Last week, the Security Service of Ukraine (SBU) shut down a huge, illegal cryptofarm in the city of Vinnytsia, thought to be the country’s biggest ever. The perpetrators established their operation in an old warehouse, before setting up almost 5,000 cryptomining processors, which included 3,800 converted PlayStation 4 consoles.
It isn’t illegal to mine for cryptocurrency in Ukraine, meaning if you’ve got a few thousand old PlayStations lying around, there’s nothing stopping you from setting up your own farm in Eastern Europe. What brought this group of Bitcoin bandits unstuck was the enormous electricity theft that they performed to power their operation.
The SBU estimates the crooks were stealing as much as nearly $350,000 worth of electricity every month, covering their tracks by using electricity meters that didn’t actually show how much energy they were using. According to the SBU, this electricity theft could have led to surges through the grid and blackouts where “entire neighbourhoods of Vinnytsia could be left without electricity.”
The SBU managed to seize 3,800 gaming consoles, 500 video cards, 50 processors, and documentation related to financial accounting for electricity consumption. Those arrested, believed to be residents of Kyiv and Vinnytsia, are set to be charged with electricity theft.
With more than 115 million PlayStation 4 Consoles sold around the world since it was first released at the end of 2013, finding 3,800 units in one place probably isn’t that hard. But the images released by the SBU, showing seemingly infinite rows of the sleek gaming console against the backdrop of a rundown warehouse, resembles a dystopian nightmare.

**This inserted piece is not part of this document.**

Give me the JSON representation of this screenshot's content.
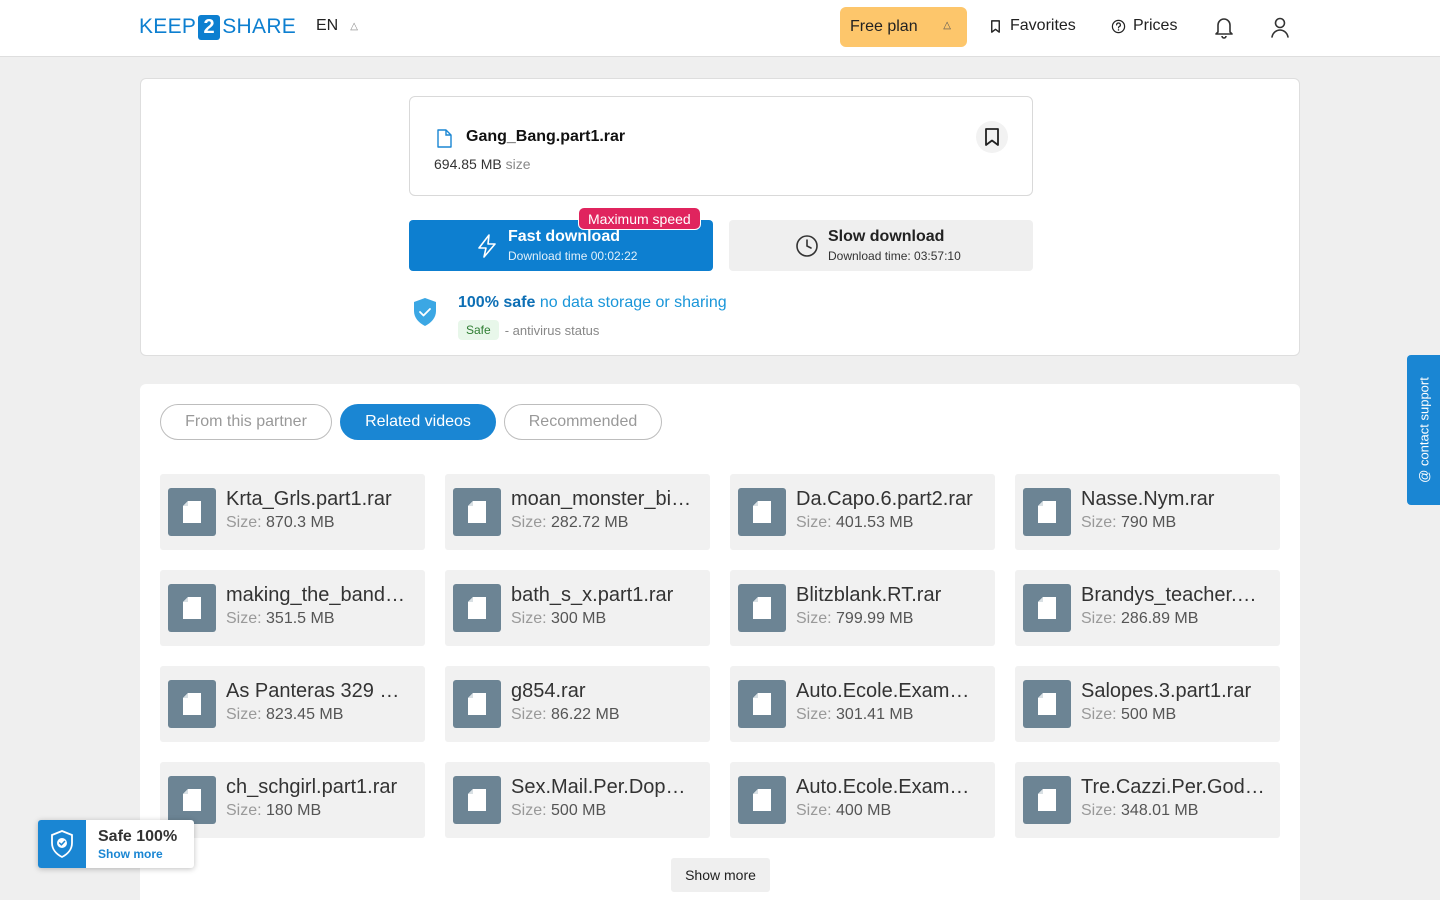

How do you actually mine cryptocurrency using PlayStation 4 consoles? According to these calculations, it’s entirely feasible, but highly inefficient, meaning it would have been impossible for the operation to make any money without stealing electricity.